Collection entries:
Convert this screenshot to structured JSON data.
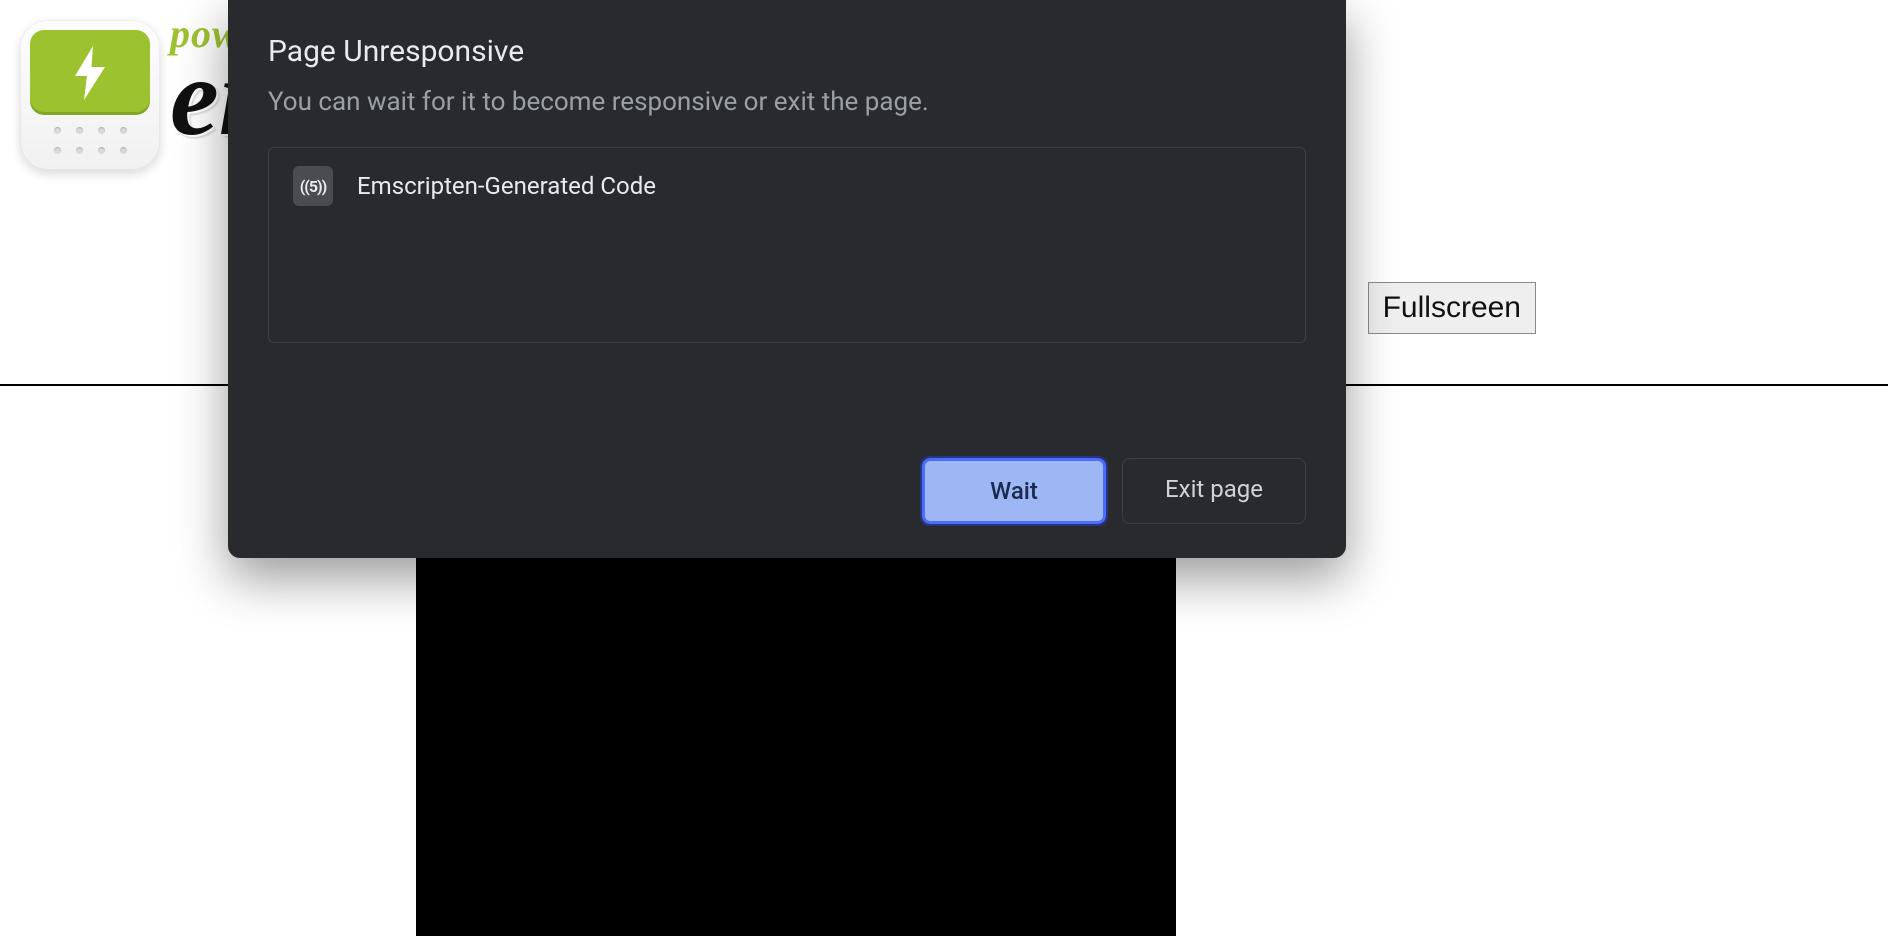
{
  "page": {
    "logo_powered": "powered by",
    "logo_name": "emscripten",
    "fullscreen_label": "Fullscreen"
  },
  "dialog": {
    "title": "Page Unresponsive",
    "subtitle": "You can wait for it to become responsive or exit the page.",
    "items": [
      {
        "icon_text": "((5))",
        "label": "Emscripten-Generated Code"
      }
    ],
    "wait_label": "Wait",
    "exit_label": "Exit page"
  }
}
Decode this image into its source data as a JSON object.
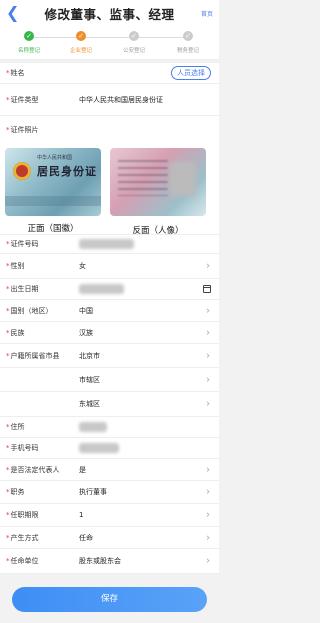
{
  "header": {
    "title": "修改董事、监事、经理",
    "home_label": "首页"
  },
  "steps": [
    {
      "label": "名称登记",
      "state": "done"
    },
    {
      "label": "企业登记",
      "state": "active"
    },
    {
      "label": "公安登记",
      "state": "pending"
    },
    {
      "label": "税务登记",
      "state": "pending"
    }
  ],
  "form": {
    "name_label": "姓名",
    "pick_person": "人员选择",
    "id_type_label": "证件类型",
    "id_type_value": "中华人民共和国居民身份证",
    "id_photo_label": "证件照片",
    "photo_front_caption": "正面（国徽）",
    "photo_back_caption": "反面（人像）",
    "card_line1": "中华人民共和国",
    "card_line2": "居民身份证",
    "id_number_label": "证件号码",
    "gender_label": "性别",
    "gender_value": "女",
    "birth_label": "出生日期",
    "nation_label": "国别（地区）",
    "nation_value": "中国",
    "ethnic_label": "民族",
    "ethnic_value": "汉族",
    "hukou_label": "户籍所属省市县",
    "hukou_province": "北京市",
    "hukou_city": "市辖区",
    "hukou_district": "东城区",
    "address_label": "住所",
    "phone_label": "手机号码",
    "legal_rep_label": "是否法定代表人",
    "legal_rep_value": "是",
    "position_label": "职务",
    "position_value": "执行董事",
    "term_label": "任职期限",
    "term_value": "1",
    "method_label": "产生方式",
    "method_value": "任命",
    "appoint_unit_label": "任命单位",
    "appoint_unit_value": "股东或股东会"
  },
  "save_label": "保存"
}
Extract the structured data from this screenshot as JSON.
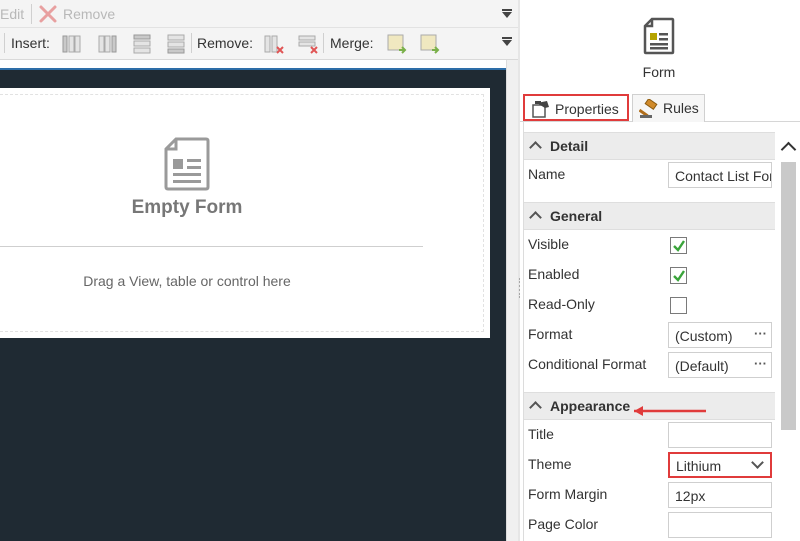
{
  "toolbar": {
    "row1": {
      "edit_label": "Edit",
      "remove_label": "Remove"
    },
    "row2": {
      "insert_label": "Insert:",
      "remove_label": "Remove:",
      "merge_label": "Merge:"
    }
  },
  "designer": {
    "empty_form": {
      "title": "Empty Form",
      "hint": "Drag a View, table or control here"
    }
  },
  "panel": {
    "title": "Form",
    "tabs": [
      {
        "label": "Properties",
        "active": true
      },
      {
        "label": "Rules",
        "active": false
      }
    ],
    "sections": {
      "detail": {
        "label": "Detail",
        "name_label": "Name",
        "name_value": "Contact List Form"
      },
      "general": {
        "label": "General",
        "visible_label": "Visible",
        "visible_checked": true,
        "enabled_label": "Enabled",
        "enabled_checked": true,
        "readonly_label": "Read-Only",
        "readonly_checked": false,
        "format_label": "Format",
        "format_value": "(Custom)",
        "conditional_label": "Conditional Format",
        "conditional_value": "(Default)",
        "ellipsis": "···"
      },
      "appearance": {
        "label": "Appearance",
        "title_label": "Title",
        "title_value": "",
        "theme_label": "Theme",
        "theme_value": "Lithium",
        "margin_label": "Form Margin",
        "margin_value": "12px",
        "pagecolor_label": "Page Color",
        "pagecolor_value": ""
      }
    }
  },
  "colors": {
    "canvas_bg": "#1f2a33",
    "highlight_red": "#e03b3b",
    "check_green": "#3aa43a"
  }
}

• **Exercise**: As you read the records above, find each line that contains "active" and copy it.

• **Finished exercise**:
      "state": "active"
        "active": true
        "active": false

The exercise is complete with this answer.